Adequate midwifery workforce could save 4.3m lives yearly
An estimated 4.3 million lives of mothers and newborns could be saved yearly if the world could adequately resource for midwifery workforce to aid childbirth, a World Health Organisation (WHO) report assessing the state of the world’s midwifery has stated.
Shortage of professional expertise in midwifery has seen the incidence of maternal and child mortality spiral as prioritisation remains among the list of healthcare needs.
800 in every 100, 000 mothers trying to give birth are estimated to have died in 2015, making approximately 58, 000 deaths.
Nigeria had less than 2 nurses and midwives per 1, 000 people as of 2018, according to the World Bank.

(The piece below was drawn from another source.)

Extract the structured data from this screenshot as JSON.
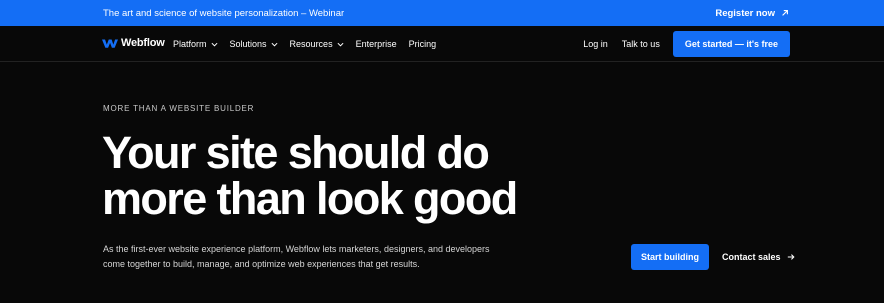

About 900, 000 midwives, marking a third of the required global midwifery workforce are needed across the globe to avert 67 percent of maternal deaths, 64 percent of newborn deaths, and 65 percent of stillbirths by 2035, according to the report.

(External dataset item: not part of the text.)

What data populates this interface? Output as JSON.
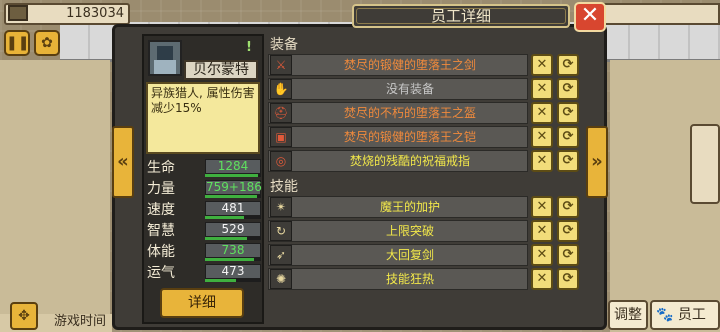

Analysed data shows that Africa hosts 204, 500 professional midwives, the highest across WHO regions compared to 142, 300 in Western Pacific, 133, 500 in Europe, 68,200 in Southeast Asia, 61, 600 in Eastern Mediterranean and 40, 900 in Americas.
Data for 190 countries indicate a global nursing workforce of 27.1 million, with 80 percent working in the Americas, European and Western Pacific regions.
The density is 13 times higher in high-income countries than in low-income countries at 112.1 and 8.4 respectively per 10,000 population.
In terms of the availability of general practitioners, gynaecologists and paediatricians, 5.2 million are available globally, that is 6.9 per 10,000 population.
A majority of 70 percent work in the Western Pacific, Americas and Europe regions, with a density almost five times higher in high-income countries than in low-income countries where 10.5 and 2.3 professionals are available per 10,000 population.
The global health body lamented that despite raising alarm over the deadly toll of such deficit in its last report released in 2014, the pace of progress has been so slow that only a slight improvement would have been marked by 2030.
It also noted that gender inequality plays a significant role in the under-resourcing of midwifery as sexual and reproductive health needs of women and girls still go largely unrecognized.
“Women account for 93 per cent of midwives and 89 percent of nurses. Midwives do not just attend births. They also provide antenatal and postnatal care and a range of sexual and reproductive health services, including family planning, detecting and treating sexually transmitted infections, and sexual and reproductive health services for adolescents, all while ensuring respectful care and upholding women’s rights,” WHO said in a statement released on Wednesday.
More investment is required in the aspects of education and training, midwife-led service delivery, and midwifery leadership for midwives to achieve their life-saving and life-changing potential, WHO advised noting that governments must prioritise funding and support for midwifery and take concrete steps to include midwives in determining health policies.
“We must learn the lessons the pandemic is teaching us, by implementing policies and making investments that deliver better support and protection for midwives and other health workers,” Tedros Adhanom Ghebreyesus, WHO director-general said.